If wrestling were presented as a faux-sport in the vein of boxing or NASCAR, and wrestlers were presented as cults of personality with their own groups of fans. However, traditional wrestling, which apparently WWE still purveys, is a morality play, embedded in its terminology. Babyfaces are the good guys; heels are the baddies. If WWE is going to have good guys, shouldn't they be good? Shouldn't WWE enable responsible, emulatable behavior and not shitty, regressive attitudes?

Sure, WWE doesn't have to put on a socially responsible product - it is entertainment, after all - but more and more, entertainment outlets are being held to higher standards. Honestly, anything from which the people can derive joy should look to raise up the oppressed, the weak, and the downtrodden rather than continue ideals that perpetuate the barbaric "might equals right" status quo. That statement might seem silly in an entertainment medium based on people staging worked fights to resolve differences. However, making violence the centerpiece of entertainment can be done in an acceptable manner. Cena throwing hands with Lesnar absolutely belongs in that spectrum. Cena manhandling Heyman? Well, that action would be one way of turning someone with right intentions into a villain.

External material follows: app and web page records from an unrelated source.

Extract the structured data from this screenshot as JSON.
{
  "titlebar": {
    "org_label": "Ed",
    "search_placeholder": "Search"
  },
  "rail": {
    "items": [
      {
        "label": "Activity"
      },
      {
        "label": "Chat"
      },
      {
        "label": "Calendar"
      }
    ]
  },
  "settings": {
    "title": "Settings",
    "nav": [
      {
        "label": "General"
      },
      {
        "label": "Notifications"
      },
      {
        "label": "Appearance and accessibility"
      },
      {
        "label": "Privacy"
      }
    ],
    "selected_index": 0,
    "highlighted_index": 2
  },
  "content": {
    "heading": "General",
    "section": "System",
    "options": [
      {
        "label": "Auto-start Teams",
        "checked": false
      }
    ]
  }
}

Weasels like Heyman can and should get comeuppance in ways that don't involve them getting beaten within inches of their lives. Wrestling companies, whether global like WWE or local, should start practicing better ways fulfilling retribution against their transgressions rather than bullying them.